As games become more technologically advanced, they begin to take on the qualities of other media, becoming a conglomerate of the depth of their own inherent artistic potential as well as portraying elements of other forms of consumer culture, artistic or otherwise. Games have become more plot driven, more character focused; while this is hardly notable considering the starting point of Pong, we would do well to acknowledge the first steps the industry takes with its newfound, high-powered legs. The first “3-D” game was Wolfenstein 3-D, a game about a hardcore commando slaughtering evil Nazis. More recently, Resident Evil 5, another installment in one of the most popular zombie-horror franchises of all time, was set in the heart of Africa…where the pale white protagonist fought his way through a horror shop of zombies in the Congo…almost all of which were exclusively black, going so far even as to confront you with zombies wearing tribal masks and shaking spears. I don’t believe this is the be-all, end-all of it, though. There was recently a game released in Japan (I don’t remember the name of it) that centered entirely around the player piloting a piece of tissue paper as it floated along air currents. Simple as that, nary a human character to be seen, much less conflict between them.
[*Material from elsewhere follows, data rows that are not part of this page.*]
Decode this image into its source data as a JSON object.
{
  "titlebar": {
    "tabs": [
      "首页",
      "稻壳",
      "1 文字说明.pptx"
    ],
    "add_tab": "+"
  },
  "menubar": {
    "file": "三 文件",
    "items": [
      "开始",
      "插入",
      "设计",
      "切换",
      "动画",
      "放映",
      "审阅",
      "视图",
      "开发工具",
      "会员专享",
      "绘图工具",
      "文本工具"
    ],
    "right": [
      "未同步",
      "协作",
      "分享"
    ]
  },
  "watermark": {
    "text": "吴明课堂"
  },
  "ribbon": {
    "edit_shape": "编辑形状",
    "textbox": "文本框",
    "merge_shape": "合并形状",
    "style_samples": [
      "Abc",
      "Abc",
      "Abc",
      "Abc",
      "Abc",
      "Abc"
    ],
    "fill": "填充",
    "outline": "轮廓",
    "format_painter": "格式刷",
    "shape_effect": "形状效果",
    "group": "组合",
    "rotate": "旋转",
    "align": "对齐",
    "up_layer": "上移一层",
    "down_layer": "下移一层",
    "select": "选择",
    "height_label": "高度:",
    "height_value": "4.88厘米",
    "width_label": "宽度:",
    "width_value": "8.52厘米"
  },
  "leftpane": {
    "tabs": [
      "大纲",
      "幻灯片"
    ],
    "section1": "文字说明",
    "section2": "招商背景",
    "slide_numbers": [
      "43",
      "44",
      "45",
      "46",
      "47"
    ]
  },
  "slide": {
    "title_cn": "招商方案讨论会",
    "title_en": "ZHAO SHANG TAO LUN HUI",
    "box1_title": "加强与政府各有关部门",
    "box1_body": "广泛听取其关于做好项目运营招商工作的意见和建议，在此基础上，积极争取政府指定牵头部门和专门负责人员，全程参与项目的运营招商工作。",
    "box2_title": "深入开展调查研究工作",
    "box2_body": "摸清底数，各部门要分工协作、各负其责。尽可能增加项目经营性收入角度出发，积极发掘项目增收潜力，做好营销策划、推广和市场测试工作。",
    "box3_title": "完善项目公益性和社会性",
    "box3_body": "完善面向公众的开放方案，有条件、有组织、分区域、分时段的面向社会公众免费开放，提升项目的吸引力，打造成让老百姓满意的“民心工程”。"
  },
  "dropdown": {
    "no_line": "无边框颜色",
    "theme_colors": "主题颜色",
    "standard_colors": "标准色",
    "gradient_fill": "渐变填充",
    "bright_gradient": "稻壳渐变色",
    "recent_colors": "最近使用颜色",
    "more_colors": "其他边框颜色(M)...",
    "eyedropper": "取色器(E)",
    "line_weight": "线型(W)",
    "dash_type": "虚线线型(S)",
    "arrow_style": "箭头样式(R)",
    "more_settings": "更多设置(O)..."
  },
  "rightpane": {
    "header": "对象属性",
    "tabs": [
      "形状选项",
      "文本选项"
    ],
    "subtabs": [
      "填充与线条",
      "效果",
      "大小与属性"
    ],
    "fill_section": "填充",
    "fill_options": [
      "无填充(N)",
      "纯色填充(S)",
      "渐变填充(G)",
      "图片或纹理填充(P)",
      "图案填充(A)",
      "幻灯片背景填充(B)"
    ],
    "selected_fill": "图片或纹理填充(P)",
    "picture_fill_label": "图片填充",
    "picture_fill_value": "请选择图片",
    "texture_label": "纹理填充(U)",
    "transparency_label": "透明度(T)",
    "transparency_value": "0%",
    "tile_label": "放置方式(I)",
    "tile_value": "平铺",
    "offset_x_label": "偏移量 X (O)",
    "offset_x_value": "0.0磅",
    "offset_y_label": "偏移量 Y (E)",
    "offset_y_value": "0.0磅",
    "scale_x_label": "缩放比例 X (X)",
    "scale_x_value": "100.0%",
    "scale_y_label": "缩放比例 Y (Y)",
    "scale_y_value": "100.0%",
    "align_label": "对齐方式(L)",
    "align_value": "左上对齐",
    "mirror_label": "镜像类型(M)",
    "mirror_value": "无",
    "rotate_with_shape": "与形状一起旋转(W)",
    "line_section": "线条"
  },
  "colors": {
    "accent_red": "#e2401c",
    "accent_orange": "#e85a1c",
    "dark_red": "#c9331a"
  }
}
I want to do more exploring as to the wider nature of the video game industry as it stands, to find out if the ever-increasing capabilities of games are simply coming to reflect our flawed culture in sharper resolution.